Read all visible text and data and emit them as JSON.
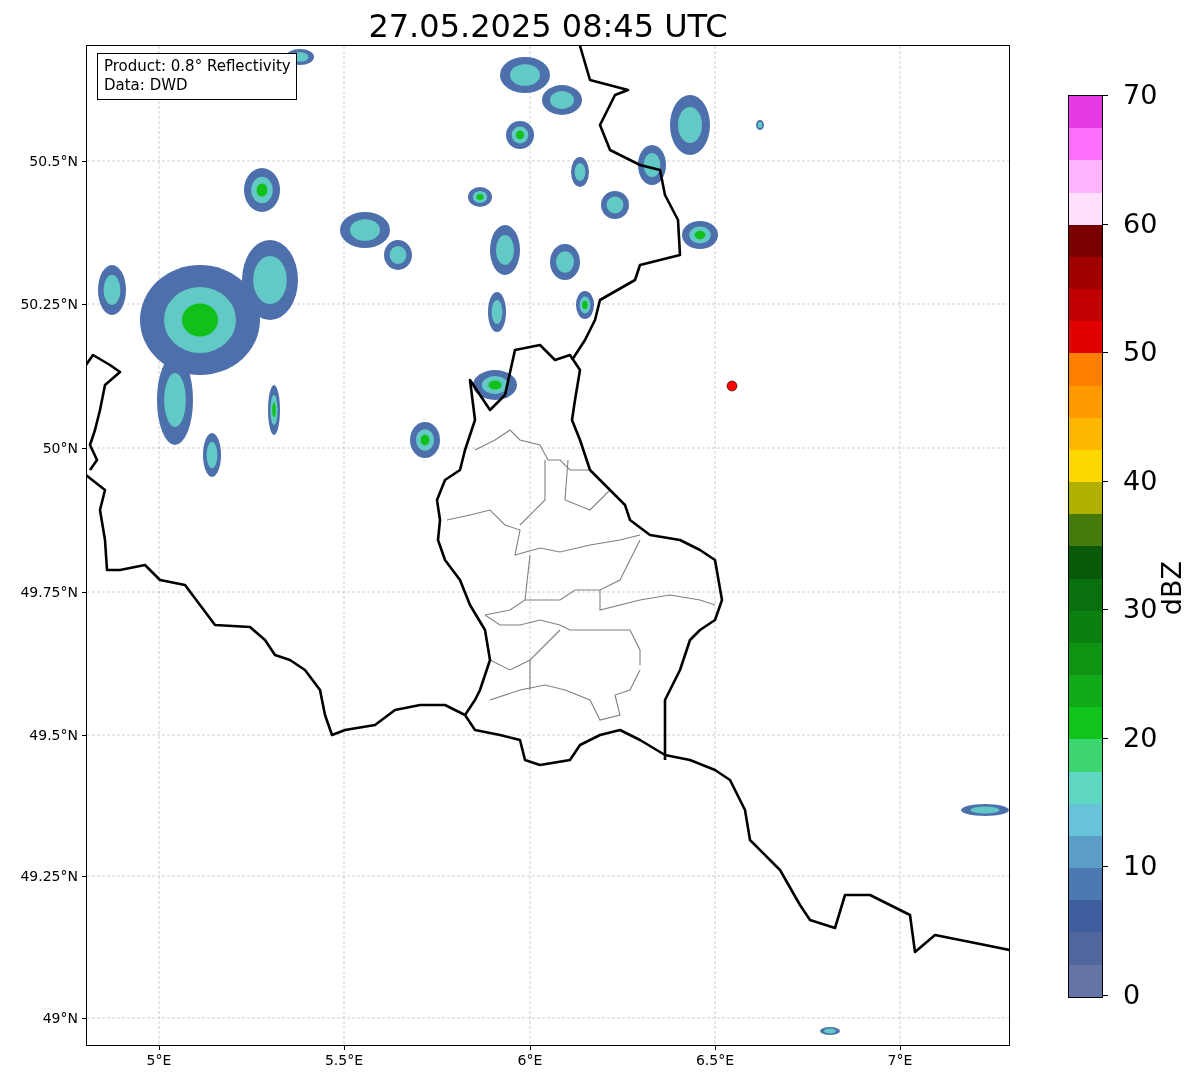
{
  "title": "27.05.2025 08:45 UTC",
  "map": {
    "xticks": [
      "5°E",
      "5.5°E",
      "6°E",
      "6.5°E",
      "7°E"
    ],
    "yticks": [
      "50.5°N",
      "50.25°N",
      "50°N",
      "49.75°N",
      "49.5°N",
      "49.25°N",
      "49°N"
    ],
    "info_box": {
      "lines": [
        "Product: 0.8° Reflectivity",
        "Data: DWD"
      ]
    }
  },
  "colorbar": {
    "label": "dBZ",
    "bands": [
      {
        "color": "#e63ae6"
      },
      {
        "color": "#ff6eff"
      },
      {
        "color": "#ffb3ff"
      },
      {
        "color": "#ffe0ff"
      },
      {
        "color": "#7a0000"
      },
      {
        "color": "#a00000"
      },
      {
        "color": "#c00000"
      },
      {
        "color": "#e00000"
      },
      {
        "color": "#ff7f00"
      },
      {
        "color": "#ff9a00"
      },
      {
        "color": "#ffb800"
      },
      {
        "color": "#ffd700"
      },
      {
        "color": "#b0b000"
      },
      {
        "color": "#467a0a"
      },
      {
        "color": "#085a0a"
      },
      {
        "color": "#0a700e"
      },
      {
        "color": "#0b8010"
      },
      {
        "color": "#0e9412"
      },
      {
        "color": "#10aa16"
      },
      {
        "color": "#10c41a"
      },
      {
        "color": "#3dd56f"
      },
      {
        "color": "#5fd8c3"
      },
      {
        "color": "#66c3da"
      },
      {
        "color": "#5b9ec8"
      },
      {
        "color": "#4a7ab1"
      },
      {
        "color": "#3f5ea0"
      },
      {
        "color": "#52669e"
      },
      {
        "color": "#6474a6"
      }
    ],
    "ticks": [
      "70",
      "60",
      "50",
      "40",
      "30",
      "20",
      "10",
      "0"
    ]
  }
}
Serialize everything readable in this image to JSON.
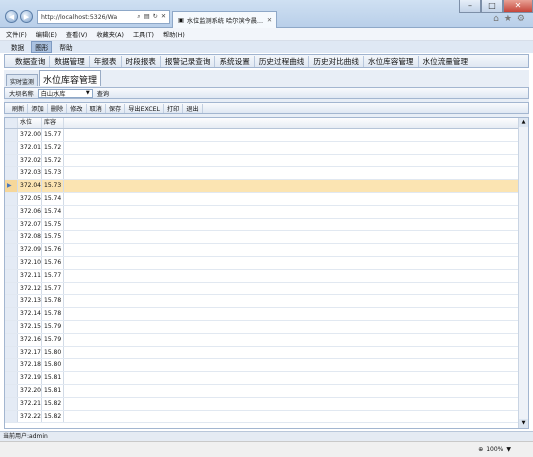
{
  "browser": {
    "address": "http://localhost:5326/Wa",
    "tab_title": "水位监测系统 哈尔滨今晨…",
    "zoom": "100%"
  },
  "menubar": [
    "文件(F)",
    "编辑(E)",
    "查看(V)",
    "收藏夹(A)",
    "工具(T)",
    "帮助(H)"
  ],
  "appmenu": [
    "数据",
    "图形",
    "帮助"
  ],
  "modules": [
    "数据查询",
    "数据管理",
    "年报表",
    "时段报表",
    "报警记录查询",
    "系统设置",
    "历史过程曲线",
    "历史对比曲线",
    "水位库容管理",
    "水位流量管理"
  ],
  "subtabs": [
    "实时监测",
    "水位库容管理"
  ],
  "filter": {
    "label": "大坝名称",
    "selected": "白山水库",
    "query": "查询"
  },
  "toolbar": [
    "刷新",
    "添加",
    "删除",
    "修改",
    "取消",
    "保存",
    "导出EXCEL",
    "打印",
    "退出"
  ],
  "grid": {
    "headers": [
      "水位",
      "库容"
    ],
    "rows": [
      [
        "372.00",
        "15.77"
      ],
      [
        "372.01",
        "15.72"
      ],
      [
        "372.02",
        "15.72"
      ],
      [
        "372.03",
        "15.73"
      ],
      [
        "372.04",
        "15.73"
      ],
      [
        "372.05",
        "15.74"
      ],
      [
        "372.06",
        "15.74"
      ],
      [
        "372.07",
        "15.75"
      ],
      [
        "372.08",
        "15.75"
      ],
      [
        "372.09",
        "15.76"
      ],
      [
        "372.10",
        "15.76"
      ],
      [
        "372.11",
        "15.77"
      ],
      [
        "372.12",
        "15.77"
      ],
      [
        "372.13",
        "15.78"
      ],
      [
        "372.14",
        "15.78"
      ],
      [
        "372.15",
        "15.79"
      ],
      [
        "372.16",
        "15.79"
      ],
      [
        "372.17",
        "15.80"
      ],
      [
        "372.18",
        "15.80"
      ],
      [
        "372.19",
        "15.81"
      ],
      [
        "372.20",
        "15.81"
      ],
      [
        "372.21",
        "15.82"
      ],
      [
        "372.22",
        "15.82"
      ]
    ],
    "selected_index": 4
  },
  "status": "当前用户:admin"
}
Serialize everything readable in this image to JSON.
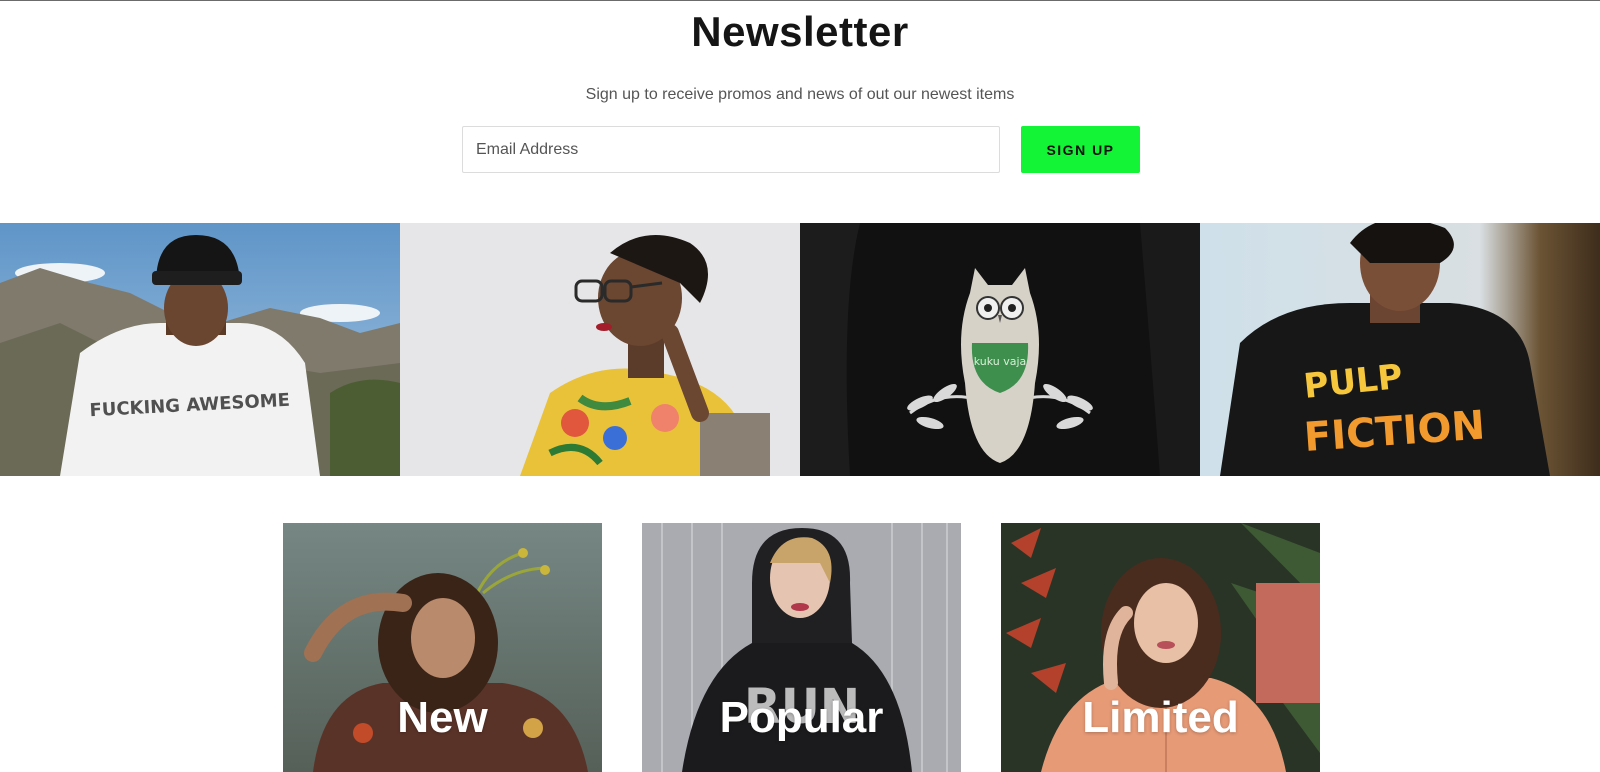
{
  "newsletter": {
    "title": "Newsletter",
    "subtitle": "Sign up to receive promos and news of out our newest items",
    "email_placeholder": "Email Address",
    "button_label": "SIGN UP",
    "accent_color": "#14f436"
  },
  "gallery": {
    "tiles": [
      {
        "subject": "man in white t-shirt and beanie, mountains background",
        "shirt_text": "FUCKING AWESOME"
      },
      {
        "subject": "woman in glasses with floral top",
        "shirt_text": ""
      },
      {
        "subject": "black t-shirt with owl print",
        "shirt_text": "kuku vaja"
      },
      {
        "subject": "woman in black t-shirt",
        "shirt_text": "PULP FICTION"
      }
    ]
  },
  "categories": [
    {
      "label": "New"
    },
    {
      "label": "Popular",
      "shirt_text": "RUN"
    },
    {
      "label": "Limited"
    }
  ]
}
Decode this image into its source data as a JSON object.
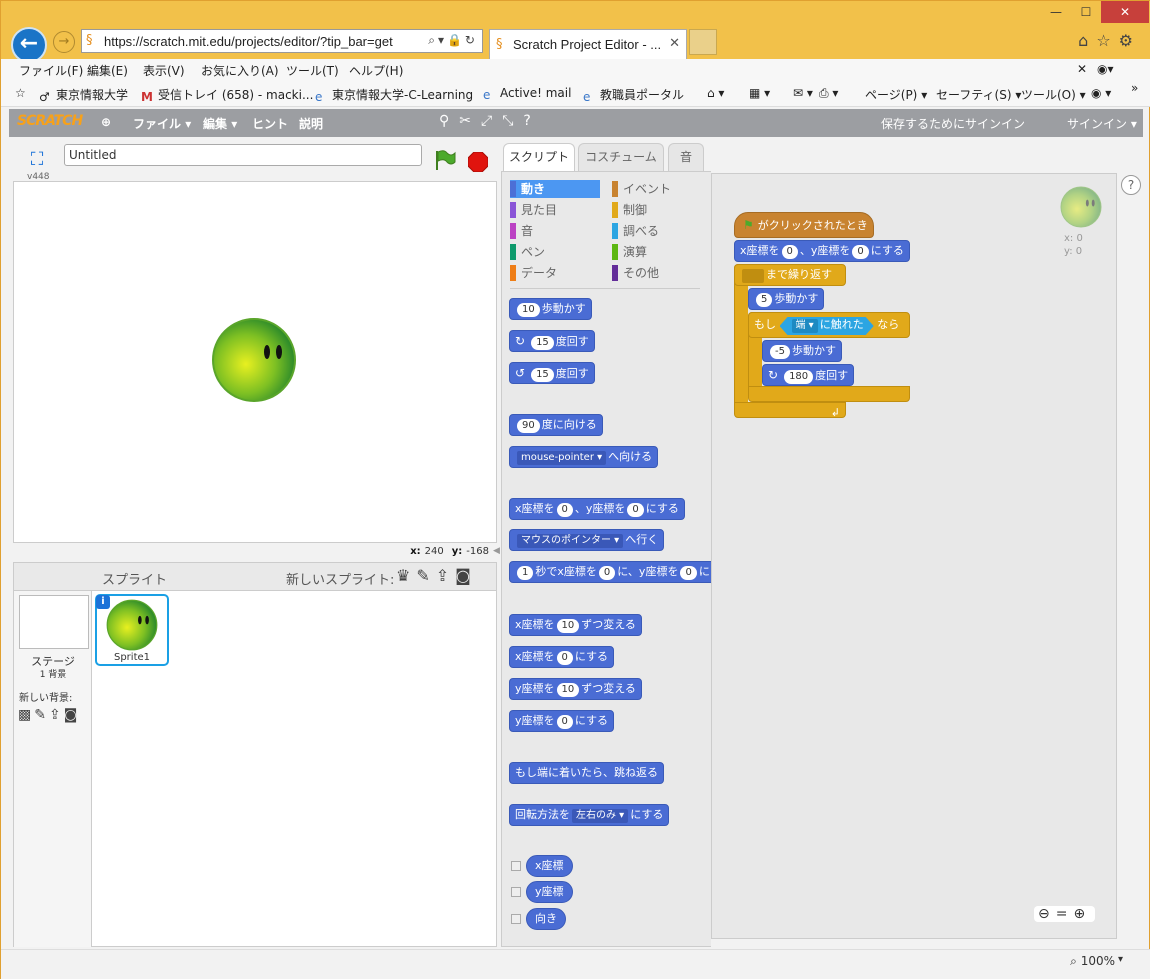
{
  "browser": {
    "url": "https://scratch.mit.edu/projects/editor/?tip_bar=get",
    "tab_title": "Scratch Project Editor - ...",
    "menu": [
      "ファイル(F)",
      "編集(E)",
      "表示(V)",
      "お気に入り(A)",
      "ツール(T)",
      "ヘルプ(H)"
    ],
    "favorites": [
      "東京情報大学",
      "受信トレイ (658) - macki...",
      "東京情報大学-C-Learning",
      "Active! mail",
      "教職員ポータル"
    ],
    "toolbar_right": [
      "ページ(P)",
      "セーフティ(S)",
      "ツール(O)"
    ],
    "zoom": "100%"
  },
  "scratch": {
    "logo": "SCRATCH",
    "menu": [
      "ファイル",
      "編集",
      "ヒント",
      "説明"
    ],
    "save_prompt": "保存するためにサインイン",
    "sign_in": "サインイン",
    "project_title": "Untitled",
    "version": "v448",
    "mouse_x": "240",
    "mouse_y": "-168",
    "sprites_label": "スプライト",
    "new_sprite_label": "新しいスプライト:",
    "stage_label": "ステージ",
    "stage_backdrop_count": "1 背景",
    "new_backdrop_label": "新しい背景:",
    "sprite_name": "Sprite1",
    "tabs": [
      "スクリプト",
      "コスチューム",
      "音"
    ],
    "categories_left": [
      "動き",
      "見た目",
      "音",
      "ペン",
      "データ"
    ],
    "categories_right": [
      "イベント",
      "制御",
      "調べる",
      "演算",
      "その他"
    ],
    "palette": {
      "move": "歩動かす",
      "move_val": "10",
      "turn_r": "度回す",
      "turn_r_val": "15",
      "turn_l": "度回す",
      "turn_l_val": "15",
      "point_dir": "度に向ける",
      "point_dir_val": "90",
      "point_towards_sel": "mouse-pointer",
      "point_towards": "へ向ける",
      "goto_xy_a": "x座標を",
      "goto_xy_x": "0",
      "goto_xy_b": "、y座標を",
      "goto_xy_y": "0",
      "goto_xy_c": "にする",
      "goto_sel": "マウスのポインター",
      "goto": "へ行く",
      "glide_sec": "1",
      "glide_a": "秒でx座標を",
      "glide_x": "0",
      "glide_b": "に、y座標を",
      "glide_y": "0",
      "glide_c": "に",
      "change_x_a": "x座標を",
      "change_x_val": "10",
      "change_x_b": "ずつ変える",
      "set_x_a": "x座標を",
      "set_x_val": "0",
      "set_x_b": "にする",
      "change_y_a": "y座標を",
      "change_y_val": "10",
      "change_y_b": "ずつ変える",
      "set_y_a": "y座標を",
      "set_y_val": "0",
      "set_y_b": "にする",
      "bounce": "もし端に着いたら、跳ね返る",
      "rotation_a": "回転方法を",
      "rotation_sel": "左右のみ",
      "rotation_b": "にする",
      "rep_x": "x座標",
      "rep_y": "y座標",
      "rep_dir": "向き"
    },
    "script": {
      "hat": "がクリックされたとき",
      "goto_a": "x座標を",
      "goto_x": "0",
      "goto_b": "、y座標を",
      "goto_y": "0",
      "goto_c": "にする",
      "repeat_until": "まで繰り返す",
      "move_val": "5",
      "move": "歩動かす",
      "if": "もし",
      "touching_sel": "端",
      "touching": "に触れた",
      "then": "なら",
      "move2_val": "-5",
      "move2": "歩動かす",
      "turn_val": "180",
      "turn": "度回す"
    },
    "sa_x": "x: 0",
    "sa_y": "y: 0",
    "colors": {
      "motion": "#4a6cd4",
      "events": "#c88330",
      "control": "#e1a91a",
      "sensing": "#2ca5e2"
    }
  }
}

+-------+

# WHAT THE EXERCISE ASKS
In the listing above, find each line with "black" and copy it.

# EXERCISE RESPONSE
        "subject": "black t-shirt with owl print",
        "subject": "woman in black t-shirt",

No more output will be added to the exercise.